Records for the task:
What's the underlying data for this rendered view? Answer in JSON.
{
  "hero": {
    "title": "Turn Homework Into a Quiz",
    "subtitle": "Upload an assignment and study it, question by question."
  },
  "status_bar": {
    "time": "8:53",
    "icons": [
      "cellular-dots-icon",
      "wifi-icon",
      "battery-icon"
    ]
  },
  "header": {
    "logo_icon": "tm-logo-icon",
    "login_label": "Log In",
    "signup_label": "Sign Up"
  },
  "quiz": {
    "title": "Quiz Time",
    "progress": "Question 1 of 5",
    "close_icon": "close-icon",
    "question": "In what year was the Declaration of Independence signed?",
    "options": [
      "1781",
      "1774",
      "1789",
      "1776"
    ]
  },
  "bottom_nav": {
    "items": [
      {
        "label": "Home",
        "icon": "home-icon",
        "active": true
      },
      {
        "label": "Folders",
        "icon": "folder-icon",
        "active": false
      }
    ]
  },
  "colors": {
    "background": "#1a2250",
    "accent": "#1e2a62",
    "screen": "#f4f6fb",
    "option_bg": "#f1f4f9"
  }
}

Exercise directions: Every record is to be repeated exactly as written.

Task result:
What's the underlying data for this rendered view? Answer in JSON.
{
  "hero": {
    "title": "Turn Homework Into a Quiz",
    "subtitle": "Upload an assignment and study it, question by question."
  },
  "status_bar": {
    "time": "8:53",
    "icons": [
      "cellular-dots-icon",
      "wifi-icon",
      "battery-icon"
    ]
  },
  "header": {
    "logo_icon": "tm-logo-icon",
    "login_label": "Log In",
    "signup_label": "Sign Up"
  },
  "quiz": {
    "title": "Quiz Time",
    "progress": "Question 1 of 5",
    "close_icon": "close-icon",
    "question": "In what year was the Declaration of Independence signed?",
    "options": [
      "1781",
      "1774",
      "1789",
      "1776"
    ]
  },
  "bottom_nav": {
    "items": [
      {
        "label": "Home",
        "icon": "home-icon",
        "active": true
      },
      {
        "label": "Folders",
        "icon": "folder-icon",
        "active": false
      }
    ]
  },
  "colors": {
    "background": "#1a2250",
    "accent": "#1e2a62",
    "screen": "#f4f6fb",
    "option_bg": "#f1f4f9"
  }
}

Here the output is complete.